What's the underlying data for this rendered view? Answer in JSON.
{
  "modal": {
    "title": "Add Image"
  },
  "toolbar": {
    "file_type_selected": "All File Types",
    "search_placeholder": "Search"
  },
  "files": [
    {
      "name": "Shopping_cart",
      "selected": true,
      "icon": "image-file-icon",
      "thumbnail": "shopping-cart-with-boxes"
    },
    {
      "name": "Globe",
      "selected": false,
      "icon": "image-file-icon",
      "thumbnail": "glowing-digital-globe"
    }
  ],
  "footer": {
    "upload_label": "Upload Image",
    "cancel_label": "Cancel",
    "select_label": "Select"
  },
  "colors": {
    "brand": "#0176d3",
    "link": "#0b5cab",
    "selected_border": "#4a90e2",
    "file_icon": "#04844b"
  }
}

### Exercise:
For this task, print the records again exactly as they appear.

### Your solution:
What's the underlying data for this rendered view? Answer in JSON.
{
  "modal": {
    "title": "Add Image"
  },
  "toolbar": {
    "file_type_selected": "All File Types",
    "search_placeholder": "Search"
  },
  "files": [
    {
      "name": "Shopping_cart",
      "selected": true,
      "icon": "image-file-icon",
      "thumbnail": "shopping-cart-with-boxes"
    },
    {
      "name": "Globe",
      "selected": false,
      "icon": "image-file-icon",
      "thumbnail": "glowing-digital-globe"
    }
  ],
  "footer": {
    "upload_label": "Upload Image",
    "cancel_label": "Cancel",
    "select_label": "Select"
  },
  "colors": {
    "brand": "#0176d3",
    "link": "#0b5cab",
    "selected_border": "#4a90e2",
    "file_icon": "#04844b"
  }
}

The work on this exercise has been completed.